Exercise: Look for the word "tsconfig" in the entries below, then copy every line that has it.

[Records supplied — start]

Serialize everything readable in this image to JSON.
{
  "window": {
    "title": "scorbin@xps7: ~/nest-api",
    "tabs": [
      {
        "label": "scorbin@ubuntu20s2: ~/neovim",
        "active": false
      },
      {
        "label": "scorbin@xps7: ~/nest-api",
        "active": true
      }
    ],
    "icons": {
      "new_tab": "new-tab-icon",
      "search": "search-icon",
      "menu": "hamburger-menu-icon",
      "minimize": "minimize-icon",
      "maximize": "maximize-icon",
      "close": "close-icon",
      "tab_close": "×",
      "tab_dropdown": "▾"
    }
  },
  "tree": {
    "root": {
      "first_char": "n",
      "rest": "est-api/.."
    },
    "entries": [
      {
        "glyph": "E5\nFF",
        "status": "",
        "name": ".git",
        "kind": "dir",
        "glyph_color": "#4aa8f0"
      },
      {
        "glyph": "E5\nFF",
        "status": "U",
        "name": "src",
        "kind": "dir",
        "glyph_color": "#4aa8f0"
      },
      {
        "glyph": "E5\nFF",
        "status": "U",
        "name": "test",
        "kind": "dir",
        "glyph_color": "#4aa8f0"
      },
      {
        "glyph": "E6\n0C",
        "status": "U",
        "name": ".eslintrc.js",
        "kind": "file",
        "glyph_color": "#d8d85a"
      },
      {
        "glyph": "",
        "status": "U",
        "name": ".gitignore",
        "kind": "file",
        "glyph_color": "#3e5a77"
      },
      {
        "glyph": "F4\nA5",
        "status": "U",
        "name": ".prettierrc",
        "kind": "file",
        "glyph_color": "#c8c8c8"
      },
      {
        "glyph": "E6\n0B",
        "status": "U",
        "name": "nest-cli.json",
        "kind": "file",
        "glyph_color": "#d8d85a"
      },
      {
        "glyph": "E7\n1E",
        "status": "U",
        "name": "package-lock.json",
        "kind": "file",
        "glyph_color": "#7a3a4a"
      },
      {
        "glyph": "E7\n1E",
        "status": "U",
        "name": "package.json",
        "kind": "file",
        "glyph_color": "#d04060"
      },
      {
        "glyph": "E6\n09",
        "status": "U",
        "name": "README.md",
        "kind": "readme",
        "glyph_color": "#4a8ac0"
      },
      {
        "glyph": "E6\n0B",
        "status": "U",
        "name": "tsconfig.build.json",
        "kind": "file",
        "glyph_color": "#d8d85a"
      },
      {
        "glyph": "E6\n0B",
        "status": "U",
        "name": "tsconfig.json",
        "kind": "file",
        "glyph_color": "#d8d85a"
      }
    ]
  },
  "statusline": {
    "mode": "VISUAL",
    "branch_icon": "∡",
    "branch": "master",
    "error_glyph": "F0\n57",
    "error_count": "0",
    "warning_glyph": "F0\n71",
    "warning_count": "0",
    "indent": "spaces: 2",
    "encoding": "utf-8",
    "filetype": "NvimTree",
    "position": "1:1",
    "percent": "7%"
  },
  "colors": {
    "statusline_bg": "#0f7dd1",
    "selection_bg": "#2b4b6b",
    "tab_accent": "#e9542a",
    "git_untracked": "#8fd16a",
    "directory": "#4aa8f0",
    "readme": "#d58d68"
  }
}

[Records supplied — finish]

Response area:
        "name": "tsconfig.build.json",
        "name": "tsconfig.json",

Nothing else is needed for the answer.